The campaign window for the four Summit County democratic candidates starts Wednesday and could end on April 2 with the county convention. In Tuesday’s caucus, 82 precinct delegates were elected and instead of a general election, they could decide who wins at the county convention.
Utah’s caucus system requires that delegates select their party candidate at the county convention. The two seats up for election in November are uncontested by republican candidates. Therefore, whomever wins more than 60% of the precinct delegate votes on April 2, wins the election. If the candidate doesn’t get 60% support, it goes to a primary election on June 30.
Seat A is a contest between incumbent Roger Armstrong and Jill Fellow. Seat C is being vacated by Kim Carson, the only female on the five-person county council. Two current Summit County Planning Commissioners, Malena Stevens and Canice Hart are vying for her seat. Doug Clyde’s seat B is also up for re-election but there are no contenders for his position which covers eastern Summit County.
The Summit County Democratic party held a virtual caucus on Tuesday, sending out 3000 text messages explaining the change and asking people to participate. They had over 400 people register and more than 340 voted for delegates to represent most of the 45 precincts.

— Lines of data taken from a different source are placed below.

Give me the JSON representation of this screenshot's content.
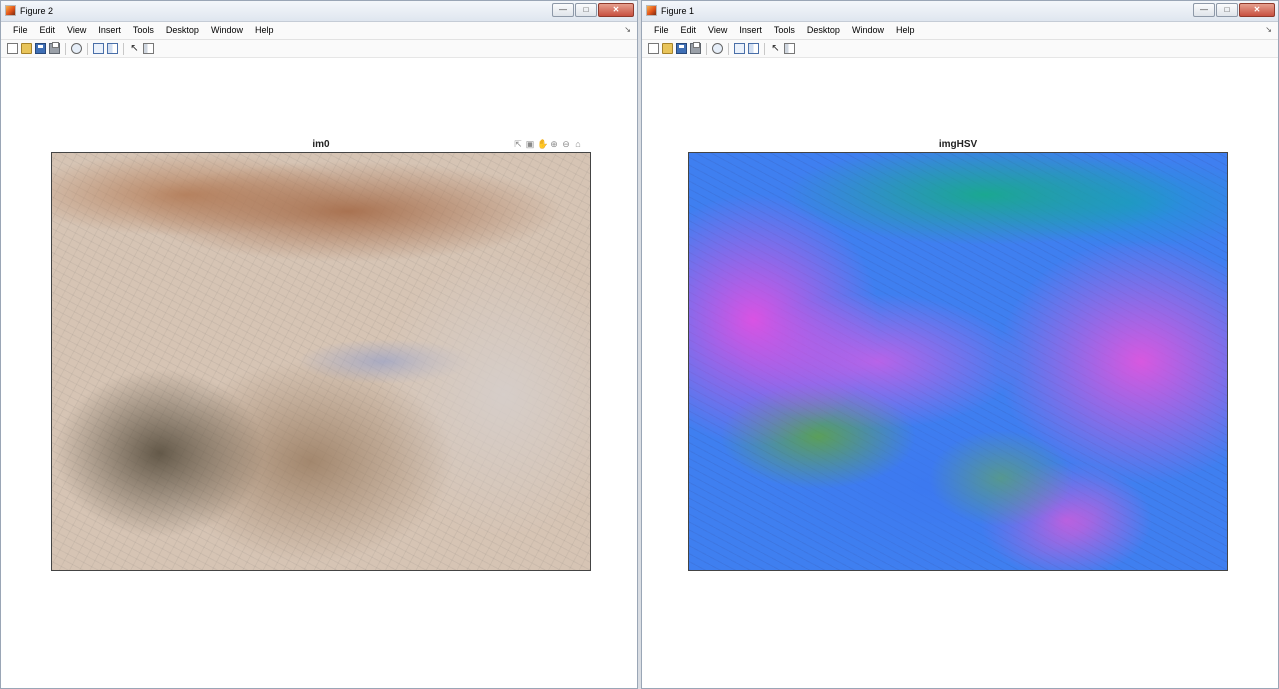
{
  "windows": [
    {
      "title": "Figure 2",
      "menu": [
        "File",
        "Edit",
        "View",
        "Insert",
        "Tools",
        "Desktop",
        "Window",
        "Help"
      ],
      "axes_title": "im0"
    },
    {
      "title": "Figure 1",
      "menu": [
        "File",
        "Edit",
        "View",
        "Insert",
        "Tools",
        "Desktop",
        "Window",
        "Help"
      ],
      "axes_title": "imgHSV"
    }
  ],
  "window_controls": {
    "minimize": "—",
    "maximize": "□",
    "close": "✕"
  },
  "icons": {
    "toolbar": [
      "new-figure-icon",
      "open-icon",
      "save-icon",
      "print-icon",
      "zoom-figure-icon",
      "link-plot-icon",
      "insert-colorbar-icon",
      "edit-plot-arrow-icon",
      "plot-browser-icon"
    ],
    "axes_toolbar": [
      "export-icon",
      "brush-icon",
      "pan-icon",
      "zoom-in-icon",
      "zoom-out-icon",
      "home-icon"
    ]
  },
  "colors": {
    "accent_titlebar": "#dfe6ef",
    "window_border": "#9aa6b6",
    "close_button": "#c75040"
  }
}
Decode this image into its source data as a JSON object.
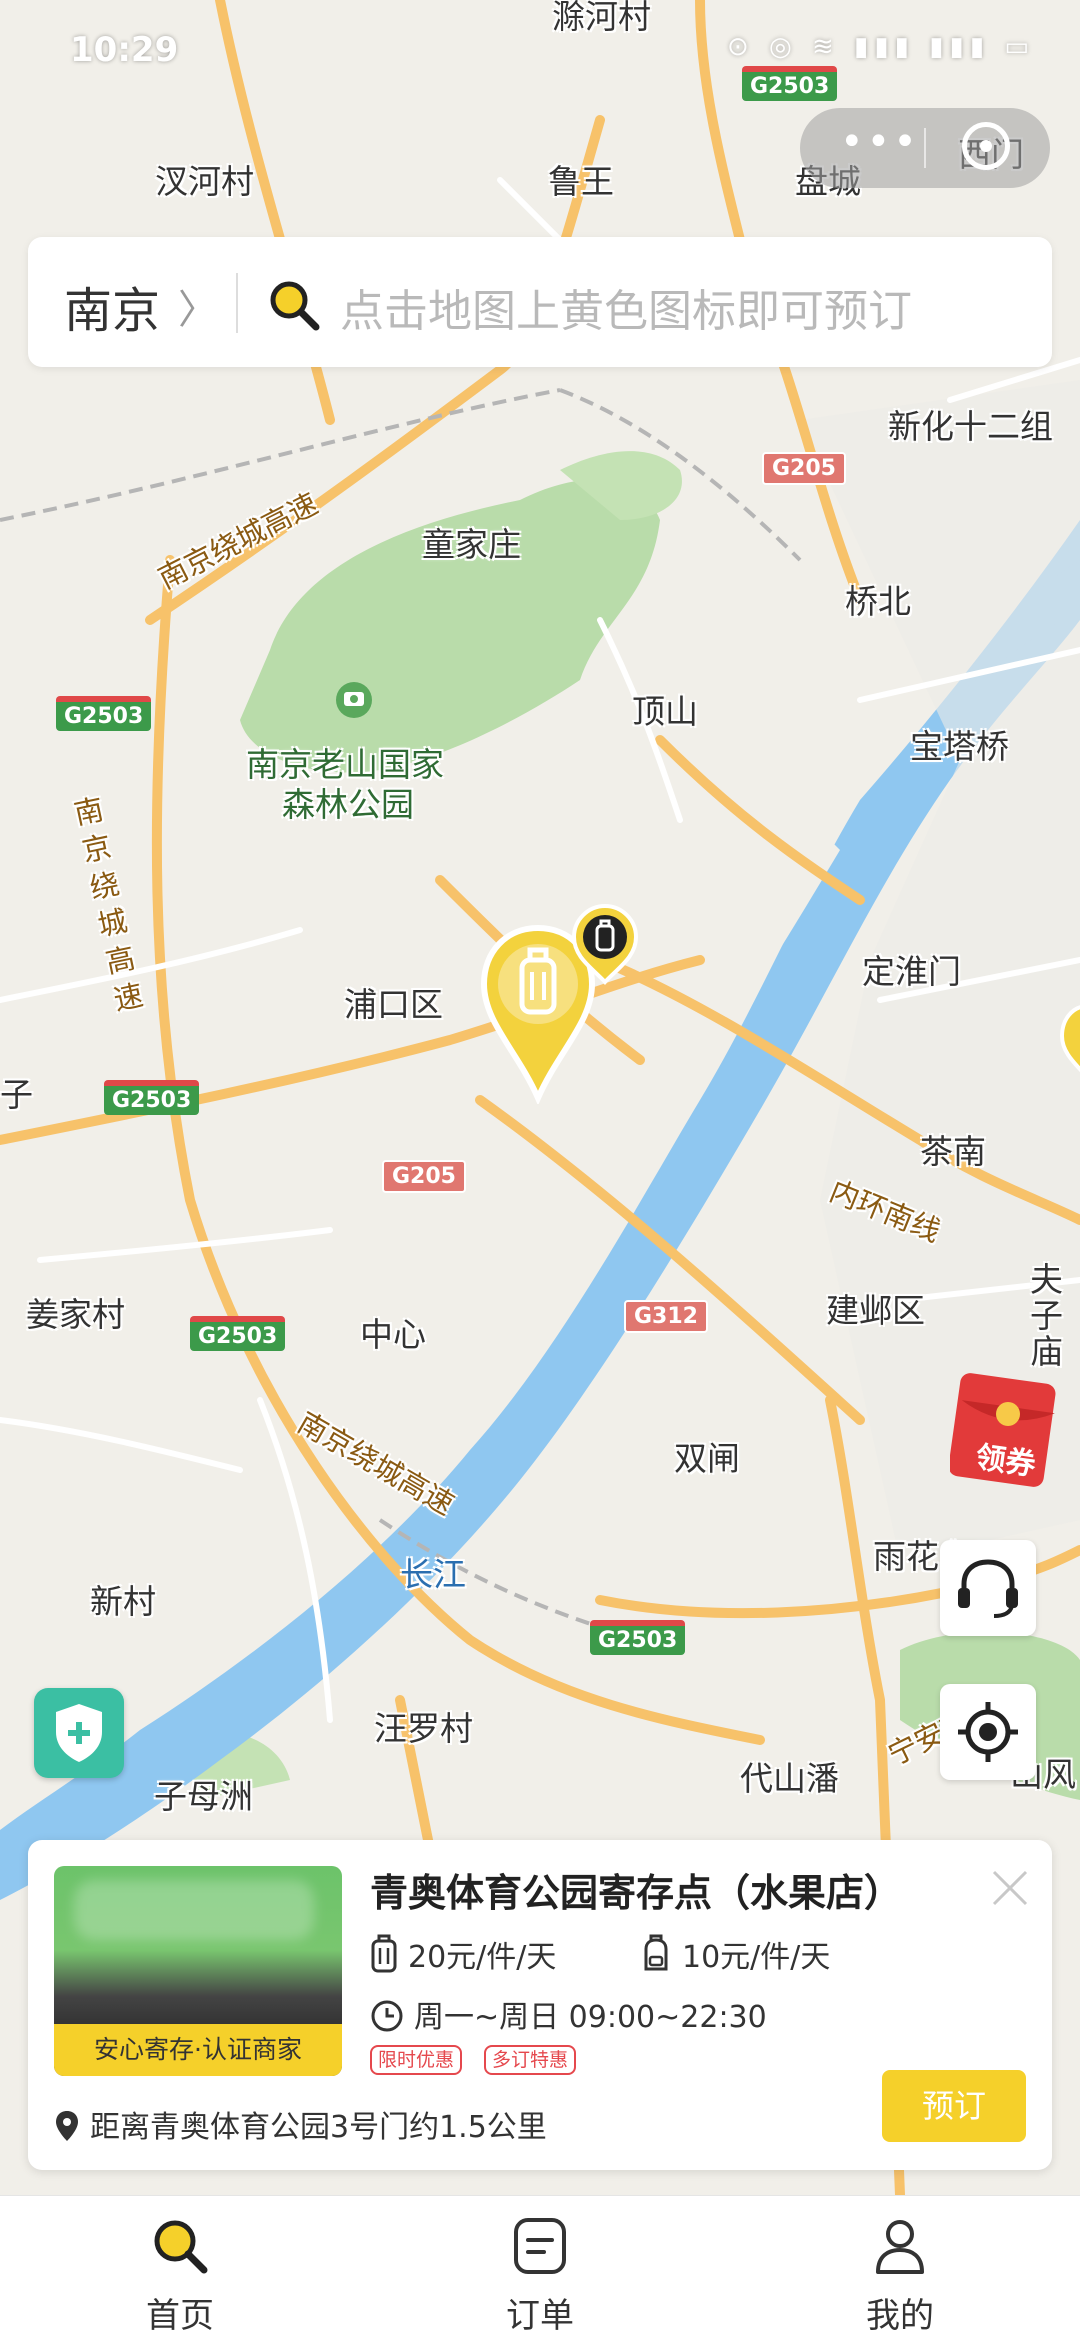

Summit County Democratic Party Chair Merideth Reed says they worked hours to pull it all together. Participants called in, gave a PIN and neighborhood precinct number, and cast a ranked vote for the delegates. She says some neighborhoods had as many as 9 people register to be a county delegate.
“An incredible turn-out given a normal year and especially given our situation with social distancing and trying to come up with creative solutions to the situations we all find ourselves in today.”
They don’t know how the county convention will be held considering the social distancing regulations and the state-wide cancellation of events.
“We are waiting for further guidance from the rules committee from the state party but currently we cannot do the county convention the same way we did the caucus. And, we're looking at having drop boxes for paper ballots right now, but I don't have the final details on that.”
Voters will not have a say in the two contested council seats unless it goes to the primary election on June 30. They can however reach out to their precinct delegates and express their preferences. Delegate’s names and contact information can be found on scdems.org.
In place of a county convention this year, on April 1, delegates will receive an email from the Summit County Democratic Party with a printable ballot which will be dropped at a location not yet determined.